In the last few years, I have suffered from one major problem: too many positions. The average number of positions that I have held is approximately 15, while my ideal number is 8 — twice as much! My dissonance arises chiefly from the oversight that this was not a number I was overly concerned about. My guiding philosophy was more akin to a collector. Once I decided that I want to own a stock, I would justify buying it and pay no attention to the relative valuation of the stock compared to the stuff I already own.
I have decided to change.
Interestingly, the motivation to change comes from the travel vloggers that espouse minimalist living. One of the actionable advice is to only buy things as a replacement for something you have. In particular, if you want to buy something, you need to throw out something else that you already own. I don’t want to be that dramatic but I would like to have more discipline when buying stocks.
In particular: the maximum number of positions that I will allow myself to have is 10, ideally aiming for 7.
I currently hold: Google, Hikma plc, Berkshire, Facebook, Distribution Now, Altius Minerals, Silver Chef, and Cheesecake Factory.
I have decided to formally try a new strategy this year. This has been coming since I joined my new job after finishing my PhD and don’t get much time to do in-depth investment analysis.
The main change is to move from few large best to many small bets.
The “many small bets” strategy was already rejected by me a few years ago. The two main reasons for the rejection were as follows.
- It is difficult to follow and be on top of a portfolio if it reaches a certain size. For me, this number was around 10. A bigger portfolio belies in depth knowledge of the candidate stocks. The risk here is that you will not notice deteriorating conditions and end up paying dearly for those bets.
- It is better to bet big when the odds are in your favor.
Unfortunately, I don’t have time to even follow as little as 5 companies.
I have hence come up with a fix. Instead of having positive filters, I have compiled a list of negative filters. If a company fails on even one of these filters (there are exceptions in certain cases, like if I think I know the business), I will not invest. Otherwise, I will take a small bet in the company.
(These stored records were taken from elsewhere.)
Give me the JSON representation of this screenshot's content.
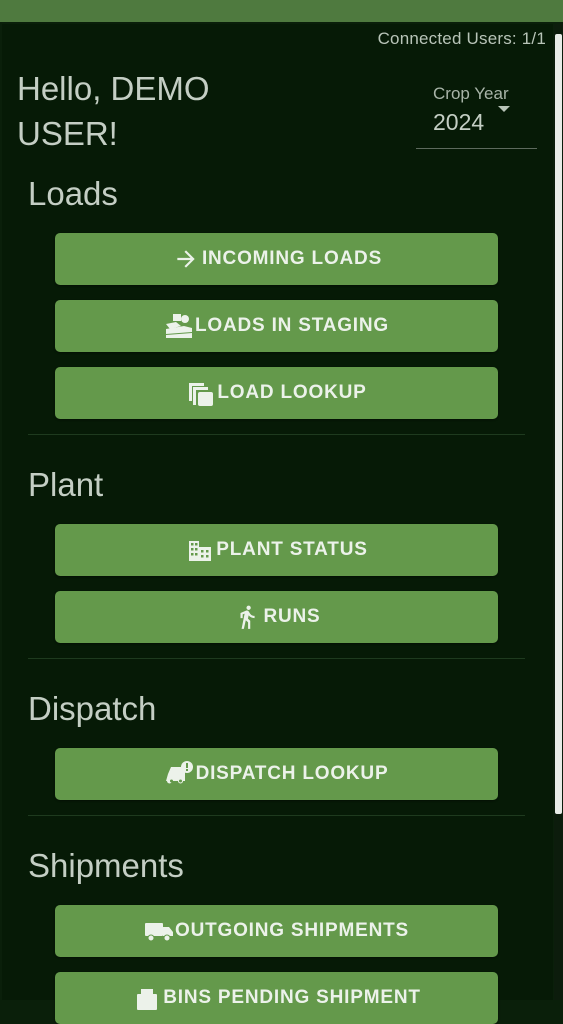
{
  "header": {
    "connected_users": "Connected Users: 1/1",
    "greeting": "Hello, DEMO USER!"
  },
  "crop_year": {
    "label": "Crop Year",
    "value": "2024"
  },
  "sections": {
    "loads": {
      "title": "Loads",
      "buttons": [
        {
          "label": "INCOMING LOADS",
          "icon": "arrow-right-icon"
        },
        {
          "label": "LOADS IN STAGING",
          "icon": "staging-icon"
        },
        {
          "label": "LOAD LOOKUP",
          "icon": "library-copy-icon"
        }
      ]
    },
    "plant": {
      "title": "Plant",
      "buttons": [
        {
          "label": "PLANT STATUS",
          "icon": "building-icon"
        },
        {
          "label": "RUNS",
          "icon": "running-person-icon"
        }
      ]
    },
    "dispatch": {
      "title": "Dispatch",
      "buttons": [
        {
          "label": "DISPATCH LOOKUP",
          "icon": "car-alert-icon"
        }
      ]
    },
    "shipments": {
      "title": "Shipments",
      "buttons": [
        {
          "label": "OUTGOING SHIPMENTS",
          "icon": "truck-icon"
        },
        {
          "label": "BINS PENDING SHIPMENT",
          "icon": "bins-icon"
        }
      ]
    }
  },
  "colors": {
    "background": "#061a06",
    "topbar": "#4f7a3f",
    "button": "#64994b",
    "button_text": "#ecf2ea",
    "title_text": "#c4cec4"
  }
}
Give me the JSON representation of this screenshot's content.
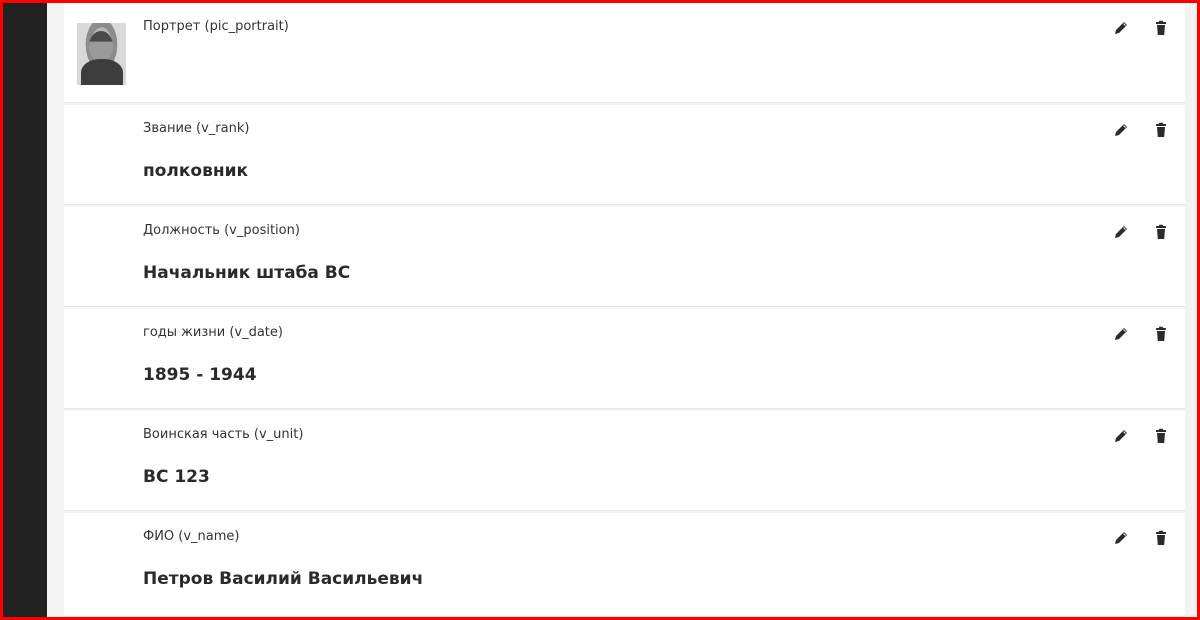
{
  "fields": [
    {
      "label": "Портрет (pic_portrait)",
      "value": ""
    },
    {
      "label": "Звание (v_rank)",
      "value": "полковник"
    },
    {
      "label": "Должность (v_position)",
      "value": "Начальник штаба ВС"
    },
    {
      "label": "годы жизни (v_date)",
      "value": "1895 - 1944"
    },
    {
      "label": "Воинская часть (v_unit)",
      "value": "ВС 123"
    },
    {
      "label": "ФИО (v_name)",
      "value": "Петров Василий Васильевич"
    }
  ],
  "icons": {
    "edit": "pencil-icon",
    "delete": "trash-icon"
  },
  "colors": {
    "frame_border": "#ff0000",
    "sidebar": "#222222"
  }
}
These filters are as follows.
- Don’t buy unless you feel that it is worth at least 1.5 times the current price.
- Don’t buy if you see threats to the business model of the company(cf. BestBuy, HP, Tesco — lost nearly 40% over a few years when the discounters like ALDI and LIDL were slowly eating away its market share).
- Don’t buy if the company has too much debt (Prosafe, NADL — lost more than 70% in a few months because of collapse in crude oil price from ca. $100 to $45. The debt made everything worse).
- Don’t buy if you can’t even describe the business in one sentence (ASPS, OCWN — lost 40% in a few weeks because of regulatory problems, meanwhile I had no idea about the value of the business).
- Don’t use options unless the company is worth at least 3 times the current price.
The strategy can be simplified in the following set of steps.
- Read blogs to gather ideas.
- Once I have a investment candidate, run it through the checklist. If it passes *all* the tests, buy a 2% stake in the company.
- If the stock falls by 30% then make a decision to either sell OR buy another 1% stake. This decision must be made after personal due diligence.
- Do not buy a larger stake, unless you are really confident. Buying a larger stake will mean running through the usual Buffet checklist of “management”, “value”, “margin of safety”, and “good business”.
I have taken new (small) stakes in the following companies.
~ 50% undervaluation, know the business, will qualify for Buffet kind of investment
IBM, MAT, NOV, WTW
~ 100% undervaluation, ran through the first checklist
QIWI, NWH, BCOR, MTL